Mr. Old Year

Martin Ott

Parked the murdered-out skeleton
         of his automatic car in the front 
                  yard on cinderblocks, the disembodied
         computer voice in countdown mode,
the number of times we throttled our love.

In the gated complex, a delivery drone
         dropped a package on the doorstep,
                  bottled water from the last glacier,
         models scattering beside a pool,
empty except for your scattered things,

heated with spent and bent titanium rods,
         tsunami-irradiated and sizzling backdrop
                  for selfies, mojito in the foreground,
         recreational vehicle rocking behind,
all the voices reminding me of you.

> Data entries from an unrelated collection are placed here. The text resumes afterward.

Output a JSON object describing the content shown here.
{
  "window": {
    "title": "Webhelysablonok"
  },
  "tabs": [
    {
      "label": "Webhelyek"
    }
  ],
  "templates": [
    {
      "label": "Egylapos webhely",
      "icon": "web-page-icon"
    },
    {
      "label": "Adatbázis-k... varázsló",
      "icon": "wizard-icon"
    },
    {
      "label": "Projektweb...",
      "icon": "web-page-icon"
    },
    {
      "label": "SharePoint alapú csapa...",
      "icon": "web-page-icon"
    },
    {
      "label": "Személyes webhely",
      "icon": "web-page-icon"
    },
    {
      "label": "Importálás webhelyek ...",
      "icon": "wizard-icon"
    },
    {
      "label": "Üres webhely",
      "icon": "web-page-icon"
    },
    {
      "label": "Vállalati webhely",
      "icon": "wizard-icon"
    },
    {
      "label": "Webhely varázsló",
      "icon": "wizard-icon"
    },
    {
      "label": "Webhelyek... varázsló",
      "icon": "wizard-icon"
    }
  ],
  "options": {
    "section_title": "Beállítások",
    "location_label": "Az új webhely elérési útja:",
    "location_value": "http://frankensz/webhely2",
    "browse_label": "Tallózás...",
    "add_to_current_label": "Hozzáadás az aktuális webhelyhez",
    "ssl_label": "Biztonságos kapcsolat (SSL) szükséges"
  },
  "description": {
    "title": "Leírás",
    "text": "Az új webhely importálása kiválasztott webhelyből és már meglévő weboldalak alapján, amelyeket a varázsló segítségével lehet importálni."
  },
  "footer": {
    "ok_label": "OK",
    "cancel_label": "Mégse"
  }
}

Electronic cigarettes twirled in Gatsby’s
         fingers, uninvited guests unimpressed
                  with tiny phalluses, breathless and deathless, 
         no way to connect the clouds with the sky,
two people on other sides of the parapet.

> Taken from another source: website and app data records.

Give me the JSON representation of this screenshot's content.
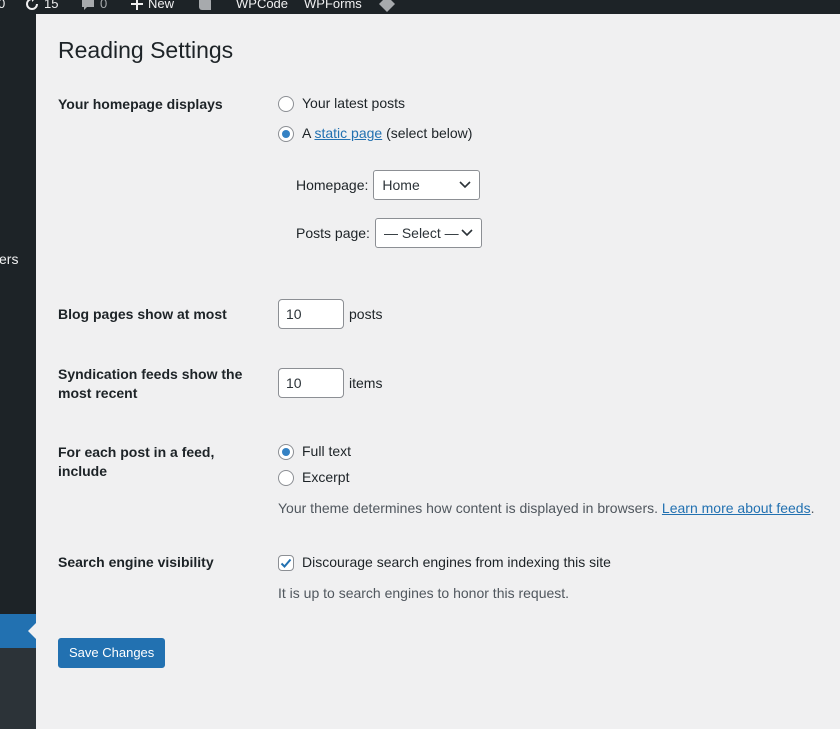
{
  "admin_bar": {
    "site_count": "0",
    "updates_count": "15",
    "comments_count": "0",
    "new_label": "New",
    "wpcode_label": "WPCode",
    "wpforms_label": "WPForms"
  },
  "sidebar": {
    "partial_menu_text": "ers"
  },
  "page": {
    "title": "Reading Settings"
  },
  "homepage_displays": {
    "label": "Your homepage displays",
    "option_latest": "Your latest posts",
    "option_static_prefix": "A",
    "option_static_link": "static page",
    "option_static_suffix": "(select below)",
    "homepage_label": "Homepage:",
    "homepage_value": "Home",
    "posts_page_label": "Posts page:",
    "posts_page_value": "— Select —"
  },
  "blog_pages": {
    "label": "Blog pages show at most",
    "value": "10",
    "unit": "posts"
  },
  "syndication": {
    "label": "Syndication feeds show the most recent",
    "value": "10",
    "unit": "items"
  },
  "feed_content": {
    "label": "For each post in a feed, include",
    "option_full": "Full text",
    "option_excerpt": "Excerpt",
    "description": "Your theme determines how content is displayed in browsers.",
    "learn_more": "Learn more about feeds",
    "period": "."
  },
  "search_visibility": {
    "label": "Search engine visibility",
    "checkbox_label": "Discourage search engines from indexing this site",
    "description": "It is up to search engines to honor this request."
  },
  "buttons": {
    "save": "Save Changes"
  },
  "colors": {
    "accent": "#2271b1",
    "admin_bar": "#1d2327",
    "background": "#f0f0f1"
  }
}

The partygoers set the host ablaze,
          on the final ticks with ash billowing
                    from the bowl of the desert city, 
         with a dizziness resembling snow,
a readiness to become the rain.